DATA FOR THIS TASK below:

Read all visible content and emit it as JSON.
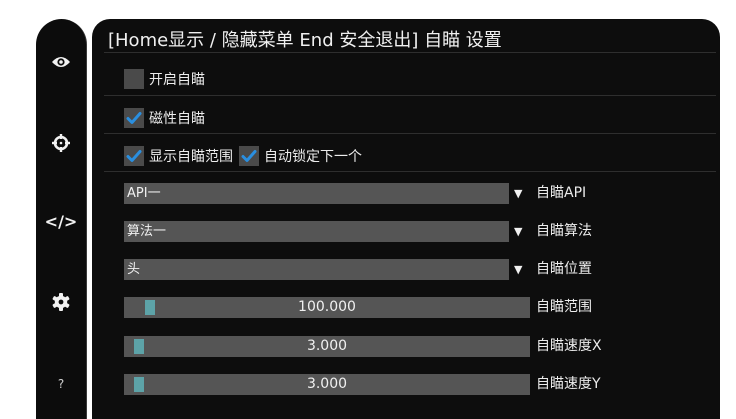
{
  "window": {
    "title": "[Home显示 / 隐藏菜单  End 安全退出] 自瞄 设置"
  },
  "sidebar": {
    "items": [
      {
        "icon": "eye-icon"
      },
      {
        "icon": "crosshair-icon"
      },
      {
        "icon": "code-icon",
        "glyph": "</>"
      },
      {
        "icon": "gear-icon"
      },
      {
        "icon": "help-icon",
        "glyph": "?"
      }
    ]
  },
  "settings": {
    "enable_aim": {
      "label": "开启自瞄",
      "checked": false
    },
    "magnetic_aim": {
      "label": "磁性自瞄",
      "checked": true
    },
    "show_aim_range": {
      "label": "显示自瞄范围",
      "checked": true
    },
    "auto_lock_next": {
      "label": "自动锁定下一个",
      "checked": true
    },
    "aim_api": {
      "label": "自瞄API",
      "value": "API一"
    },
    "aim_algorithm": {
      "label": "自瞄算法",
      "value": "算法一"
    },
    "aim_position": {
      "label": "自瞄位置",
      "value": "头"
    },
    "aim_range": {
      "label": "自瞄范围",
      "value": "100.000"
    },
    "aim_speed_x": {
      "label": "自瞄速度X",
      "value": "3.000"
    },
    "aim_speed_y": {
      "label": "自瞄速度Y",
      "value": "3.000"
    }
  },
  "colors": {
    "accent": "#2a8fe0",
    "slider_grab": "#5da3a8",
    "control_bg": "#555555",
    "panel_bg": "#0d0d0d"
  }
}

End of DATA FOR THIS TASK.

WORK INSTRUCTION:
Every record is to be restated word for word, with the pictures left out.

THE ANSWER:
Read all visible content and emit it as JSON.
{
  "window": {
    "title": "[Home显示 / 隐藏菜单  End 安全退出] 自瞄 设置"
  },
  "sidebar": {
    "items": [
      {
        "icon": "eye-icon"
      },
      {
        "icon": "crosshair-icon"
      },
      {
        "icon": "code-icon",
        "glyph": "</>"
      },
      {
        "icon": "gear-icon"
      },
      {
        "icon": "help-icon",
        "glyph": "?"
      }
    ]
  },
  "settings": {
    "enable_aim": {
      "label": "开启自瞄",
      "checked": false
    },
    "magnetic_aim": {
      "label": "磁性自瞄",
      "checked": true
    },
    "show_aim_range": {
      "label": "显示自瞄范围",
      "checked": true
    },
    "auto_lock_next": {
      "label": "自动锁定下一个",
      "checked": true
    },
    "aim_api": {
      "label": "自瞄API",
      "value": "API一"
    },
    "aim_algorithm": {
      "label": "自瞄算法",
      "value": "算法一"
    },
    "aim_position": {
      "label": "自瞄位置",
      "value": "头"
    },
    "aim_range": {
      "label": "自瞄范围",
      "value": "100.000"
    },
    "aim_speed_x": {
      "label": "自瞄速度X",
      "value": "3.000"
    },
    "aim_speed_y": {
      "label": "自瞄速度Y",
      "value": "3.000"
    }
  },
  "colors": {
    "accent": "#2a8fe0",
    "slider_grab": "#5da3a8",
    "control_bg": "#555555",
    "panel_bg": "#0d0d0d"
  }
}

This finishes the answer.